Two candidates from two registered political parties, the Social Democratic Party (SDP) and the National Republican Party (NRC), were contesting the election, which observers said would change Nigeria’s political history. Businessman and philanthropist, Abiola, was contesting the presidency on the platform of the SDP with Alhaji Bashir Tofa for the NRC.
More than 14 million persons voted in the election, which was expected to end the long stay of the military in political power.
Abiola stood for the presidential nomination of the SDP and beat Ambassador Baba Gana Kingibe and Alhaji Atiku Abubakar to secure the presidential nomination ahead of the June 12, 1993, election.
Abiola had managed to work his way out of poverty through hard work and symbolised the aspirations of many downtrodden Nigerians. His commitment to the plight of ordinary Nigerians included establishing Abiola Bookshops to provide affordable, locally-produced textbooks in the 1980s when imported textbooks became out of the reach of ordinary Nigerians as the naira was devalued. He also made available daily necessities such as rice and soap at affordable prices in the market.

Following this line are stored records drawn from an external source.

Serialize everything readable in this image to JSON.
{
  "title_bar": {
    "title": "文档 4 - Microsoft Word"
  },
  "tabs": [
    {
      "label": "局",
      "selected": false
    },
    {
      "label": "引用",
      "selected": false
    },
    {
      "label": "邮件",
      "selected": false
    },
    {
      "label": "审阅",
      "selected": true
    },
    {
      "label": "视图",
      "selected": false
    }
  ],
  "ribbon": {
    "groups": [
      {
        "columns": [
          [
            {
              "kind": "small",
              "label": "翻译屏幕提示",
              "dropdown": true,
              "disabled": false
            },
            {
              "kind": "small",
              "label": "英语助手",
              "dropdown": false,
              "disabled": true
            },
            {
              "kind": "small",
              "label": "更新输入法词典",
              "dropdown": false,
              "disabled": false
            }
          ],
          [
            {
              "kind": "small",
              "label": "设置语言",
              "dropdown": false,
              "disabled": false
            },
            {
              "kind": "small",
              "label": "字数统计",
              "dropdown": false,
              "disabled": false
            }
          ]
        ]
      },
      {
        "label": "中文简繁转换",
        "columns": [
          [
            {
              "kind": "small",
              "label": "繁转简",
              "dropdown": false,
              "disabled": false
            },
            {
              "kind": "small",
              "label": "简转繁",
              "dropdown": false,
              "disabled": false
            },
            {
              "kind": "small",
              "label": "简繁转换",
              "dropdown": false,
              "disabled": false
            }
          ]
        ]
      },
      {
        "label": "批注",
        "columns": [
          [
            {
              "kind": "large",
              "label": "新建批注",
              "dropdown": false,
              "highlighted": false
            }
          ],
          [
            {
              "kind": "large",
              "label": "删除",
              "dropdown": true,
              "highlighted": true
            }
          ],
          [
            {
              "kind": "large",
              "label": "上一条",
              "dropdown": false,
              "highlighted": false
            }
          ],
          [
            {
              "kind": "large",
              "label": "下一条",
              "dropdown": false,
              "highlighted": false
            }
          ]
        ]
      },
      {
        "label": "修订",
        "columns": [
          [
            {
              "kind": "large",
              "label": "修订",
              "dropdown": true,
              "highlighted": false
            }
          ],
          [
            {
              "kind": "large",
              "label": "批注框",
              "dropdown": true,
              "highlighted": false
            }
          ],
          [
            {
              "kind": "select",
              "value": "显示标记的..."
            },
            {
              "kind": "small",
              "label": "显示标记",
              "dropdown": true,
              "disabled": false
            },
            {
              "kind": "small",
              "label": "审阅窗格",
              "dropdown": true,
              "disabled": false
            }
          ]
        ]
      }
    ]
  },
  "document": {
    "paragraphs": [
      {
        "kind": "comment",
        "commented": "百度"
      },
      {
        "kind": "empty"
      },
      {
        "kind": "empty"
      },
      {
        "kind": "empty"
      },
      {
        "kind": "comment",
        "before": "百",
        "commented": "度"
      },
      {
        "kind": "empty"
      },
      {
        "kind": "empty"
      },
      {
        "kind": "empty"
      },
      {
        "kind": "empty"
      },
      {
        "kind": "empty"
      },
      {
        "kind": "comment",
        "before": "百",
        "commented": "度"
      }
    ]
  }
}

For the June 12, 1993, presidential election, Abiola’s running mate was Kingibe. Abiola overwhelmingly defeated his rival, Tofa of the NRC. The election was declared Nigeria’s freest and fairest presidential election by national and international observers, with Abiola even winning in his northern opponent’s home state. Abiola won in the country’s capital, Abuja, the military polling stations, and over two-thirds of Nigerian states. The reason why the election was so historic was because men of northern descent had largely dominated Nigeria’s political landscape since independence. The fact that Abiola (a southern Muslim) was able to secure a national mandate freely and fairly remained unprecedented in Nigeria’s history.
However, the election was annulled by Babangida. A political crisis ensued, which led to General Sani Abacha seizing power later that year.
During preparations for the 2011 Nigerian presidential election there were calls from several quarters to remember MKO Abiola.